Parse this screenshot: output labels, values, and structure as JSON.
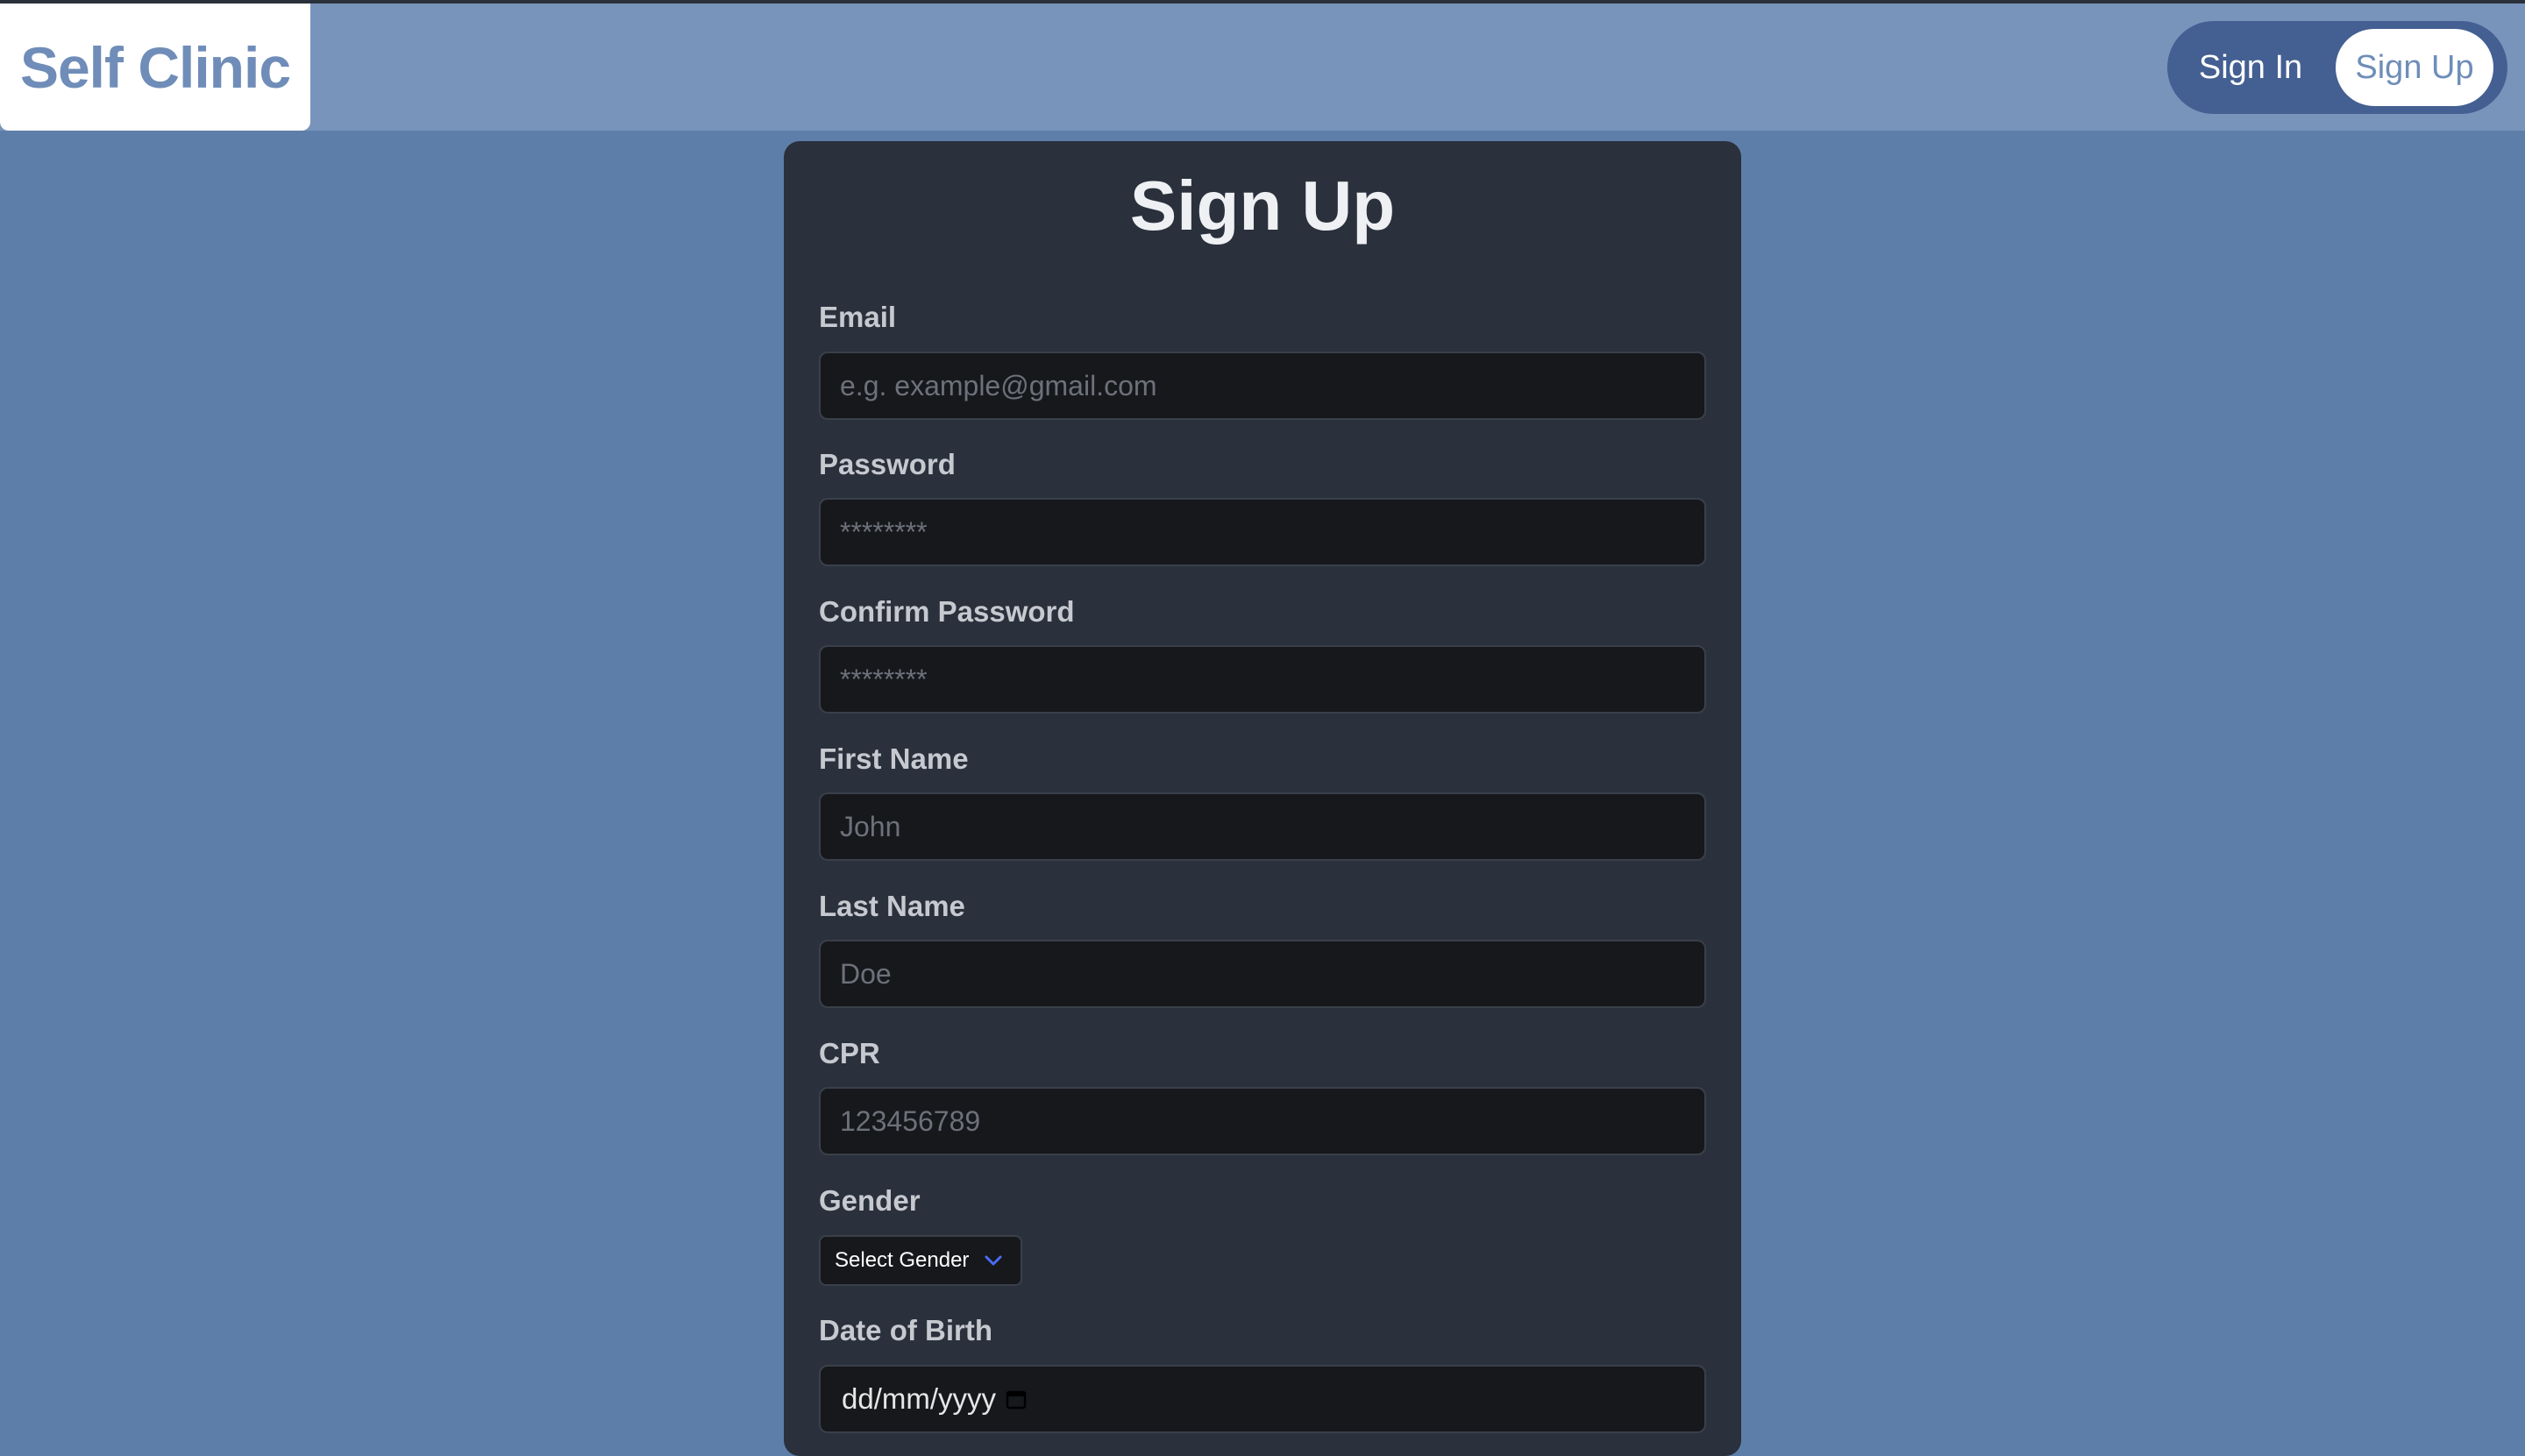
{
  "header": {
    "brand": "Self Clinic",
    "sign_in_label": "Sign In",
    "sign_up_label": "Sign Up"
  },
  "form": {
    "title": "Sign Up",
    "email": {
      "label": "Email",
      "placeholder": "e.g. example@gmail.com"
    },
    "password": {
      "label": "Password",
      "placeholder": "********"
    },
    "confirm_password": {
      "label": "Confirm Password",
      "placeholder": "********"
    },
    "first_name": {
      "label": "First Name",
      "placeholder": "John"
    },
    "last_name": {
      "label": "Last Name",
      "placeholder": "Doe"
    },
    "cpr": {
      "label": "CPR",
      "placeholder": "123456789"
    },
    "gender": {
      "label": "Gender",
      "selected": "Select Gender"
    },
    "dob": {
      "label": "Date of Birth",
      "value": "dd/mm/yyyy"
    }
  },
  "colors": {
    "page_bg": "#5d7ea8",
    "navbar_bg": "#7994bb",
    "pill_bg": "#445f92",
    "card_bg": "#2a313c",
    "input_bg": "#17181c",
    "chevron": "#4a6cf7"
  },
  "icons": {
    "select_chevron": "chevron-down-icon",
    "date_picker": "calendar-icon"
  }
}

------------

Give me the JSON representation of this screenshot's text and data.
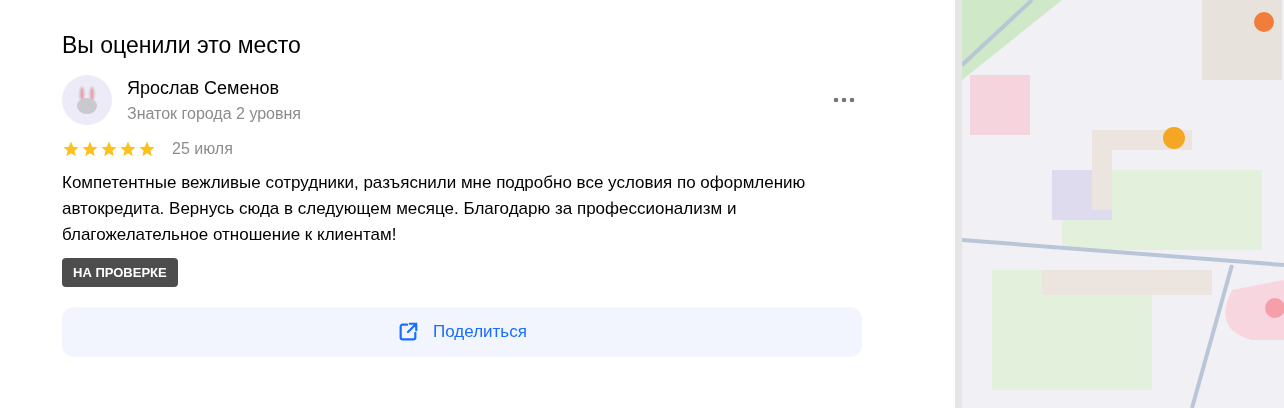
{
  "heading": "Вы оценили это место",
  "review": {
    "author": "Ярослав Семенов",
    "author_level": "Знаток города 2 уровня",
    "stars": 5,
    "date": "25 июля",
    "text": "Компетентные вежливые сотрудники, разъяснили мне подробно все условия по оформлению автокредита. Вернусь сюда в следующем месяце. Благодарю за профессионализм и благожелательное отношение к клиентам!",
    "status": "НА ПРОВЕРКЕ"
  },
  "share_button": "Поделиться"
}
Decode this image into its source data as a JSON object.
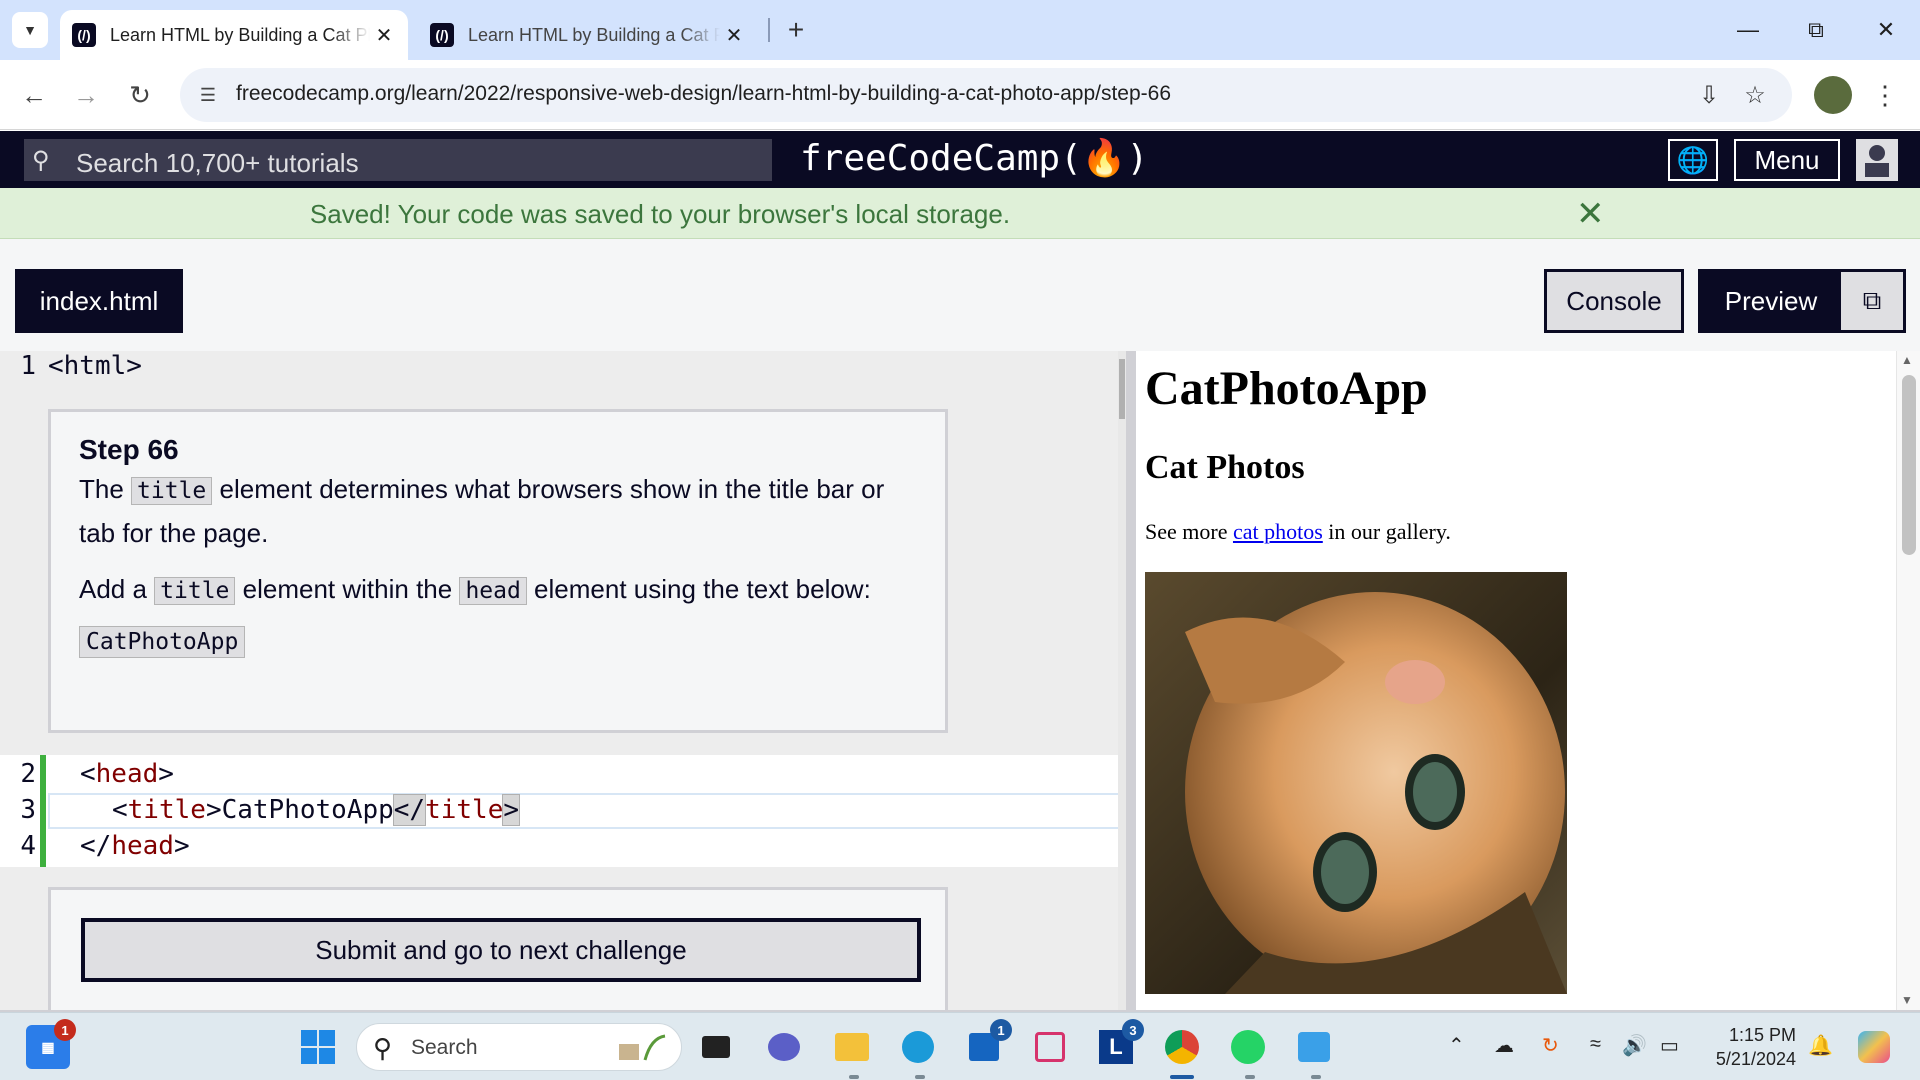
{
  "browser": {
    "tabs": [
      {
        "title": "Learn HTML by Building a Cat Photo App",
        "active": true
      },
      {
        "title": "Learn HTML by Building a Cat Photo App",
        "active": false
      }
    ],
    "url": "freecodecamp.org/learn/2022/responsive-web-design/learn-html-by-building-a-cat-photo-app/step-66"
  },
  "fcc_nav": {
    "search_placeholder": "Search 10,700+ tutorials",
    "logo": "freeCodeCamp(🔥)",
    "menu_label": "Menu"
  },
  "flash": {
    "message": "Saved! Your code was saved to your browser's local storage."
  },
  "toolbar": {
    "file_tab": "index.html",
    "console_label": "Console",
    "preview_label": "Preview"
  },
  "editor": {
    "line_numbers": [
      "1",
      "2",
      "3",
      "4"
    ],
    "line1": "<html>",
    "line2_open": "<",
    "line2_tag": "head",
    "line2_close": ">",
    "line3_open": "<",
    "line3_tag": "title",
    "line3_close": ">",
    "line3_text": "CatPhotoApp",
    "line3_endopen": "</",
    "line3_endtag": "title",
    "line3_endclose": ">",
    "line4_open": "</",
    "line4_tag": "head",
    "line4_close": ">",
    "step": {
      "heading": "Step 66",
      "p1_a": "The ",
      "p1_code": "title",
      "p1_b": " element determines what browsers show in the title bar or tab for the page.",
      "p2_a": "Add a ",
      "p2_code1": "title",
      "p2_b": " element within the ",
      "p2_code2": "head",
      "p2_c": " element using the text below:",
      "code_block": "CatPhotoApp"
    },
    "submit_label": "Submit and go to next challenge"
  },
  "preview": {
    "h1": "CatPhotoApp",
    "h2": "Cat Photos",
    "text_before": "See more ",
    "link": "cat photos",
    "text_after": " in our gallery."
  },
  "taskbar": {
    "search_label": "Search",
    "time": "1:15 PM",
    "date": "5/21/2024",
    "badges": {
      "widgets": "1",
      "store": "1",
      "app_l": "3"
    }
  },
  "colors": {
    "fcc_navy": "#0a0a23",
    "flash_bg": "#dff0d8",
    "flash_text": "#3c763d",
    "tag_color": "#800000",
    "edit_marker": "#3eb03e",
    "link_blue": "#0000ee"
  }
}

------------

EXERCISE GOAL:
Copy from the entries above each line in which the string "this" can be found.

WRITTEN SOLUTION:
Parse this screenshot: output labels, values, and structure as JSON.
Give me the JSON representation of this screenshot's text and data.
Decode this image into its source data as a JSON object.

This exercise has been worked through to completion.